Behind the windows of a dusty and utterly nondescript house in Ramat Gan near Tel Aviv, the values created are reckoned in millions. Just a few streets away, at the second most important diamond exchange in the world (they have been in a neck-and-neck race with the Belgian city of Antwerp for decades), the cut diamonds are sold, insured and prepared for transport all over the world.

What exactly happens to the rough diamonds from southern Africa, Russia or Canada is no longer determined by eye, but by the Sarine computer, named after its Israeli inventor. “This machine costs a fortune, but it’s worth its weight in gold,” Ori Rachminov explains. The raw stone disappears into a slot in the wonder machine and reappears as a three-dimensional image on the screen. Every scratch, every discolouration, every imperfection is revealed by magnetic resonance. A colour simulation shows how the rough diamond can be cut to optimum advantage.

Cutting with intuition
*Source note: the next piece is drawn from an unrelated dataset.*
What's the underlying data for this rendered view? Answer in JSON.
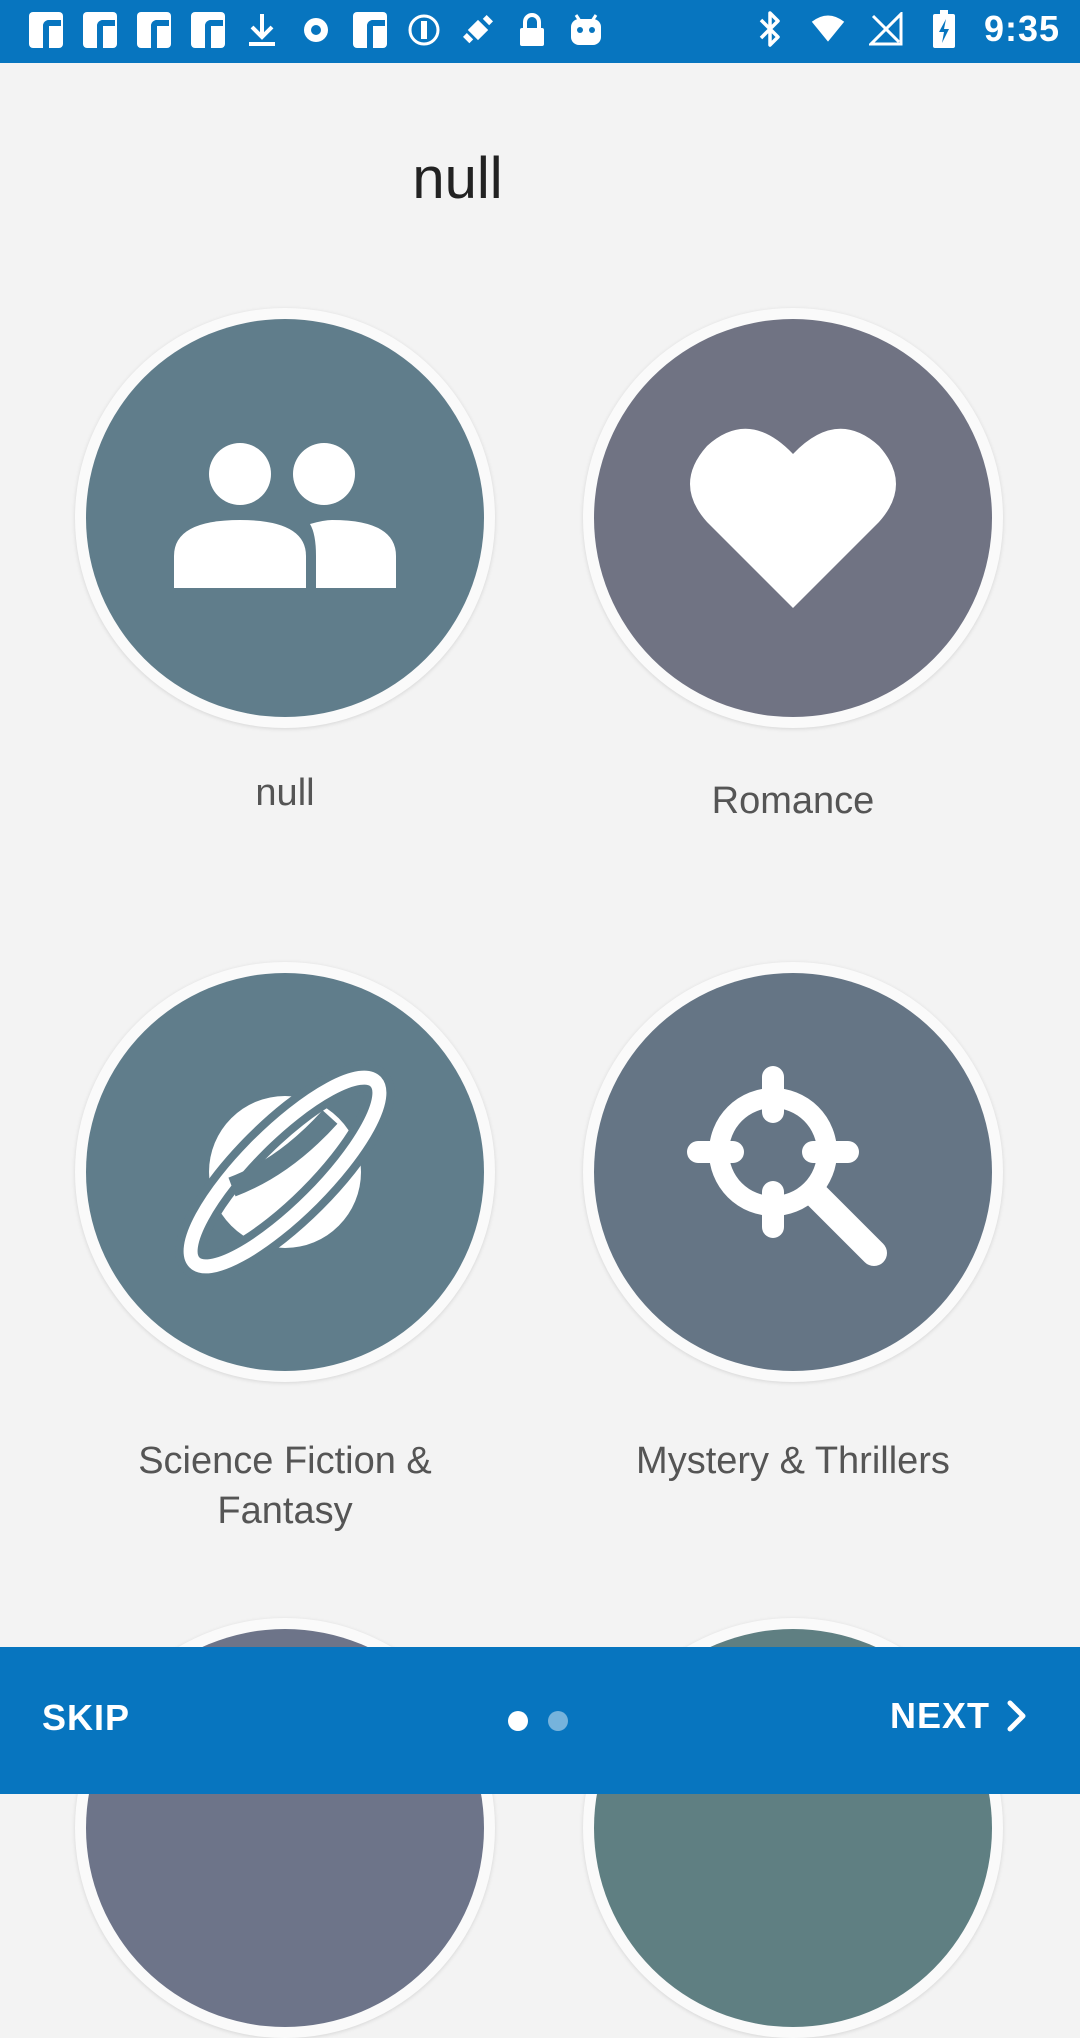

“Sometimes there are dozens of possibilities. Then you have to calculate which option gives the best result for the end product,” the diamond expert explains. The Rachminovs handle high-carat diamonds every day. But only once a year do they come across this calibre of diamond weighing several hundred carats, like the one displayed on the screen. In the end they chose to divide it into 20 diamonds: weighing between 30 points and 30 carats. Calculated total value: 16 million francs. Once an option has been chosen, a finger-sized cast of each hypothetical end product is made, a kind of blueprint that shows every facet. But even that’s not written in stone. “If our diamond whisperers have the feeling that they should take a different path in order not to endanger the stone, or if they think they can get even more out of it, they follow their intuition,” says Ori Rachminov. Or as Carlo Mutschler, head of the Beyer Goldsmith’s Department, puts it: “The stones talk to the cutters and tell them what to do.”


On "flawless", the phone rings

Mutschler has been to Israel several times at the invitation of the Rachminovs. The business relationship that began twelve years ago at Baselworld has long since grown into a close bond with an unshakable basis of trust. Whenever the Rachminovs get a magnificent “flawless” specimen and the cutters have done a good job, Mutschler’s phone rings. He grins: “If a diamond is graded Triple X, i.e. if it is excellent in cut, symmetry and polish, we will definitely consider whether to purchase it.”

As with the huge rough diamond that they’re currently working on in Israel, which sends Mutschler into raptures. “It is the best material you can have in a diamond. It’s pure white – at this size, that’s verging on the miraculous.” Whether Mutschler will be able to bring a piece of it back to Zurich is not yet certain. That’s up to an internal committee at Beyer to decide. “I’m keeping my fingers crossed,” Mutschler says confidently. In the meantime, a new day has dawned in Ramat Gan, the diamond cutter puts his work aside and goes to sleep, while Ori Rachminov is glued to his mobile phone. He has a few potential customers for the dazzling treasures from the darkened room.

Text: Matthias Mächler
Pictures: A.A. Rachminov


Beyer Chronometrie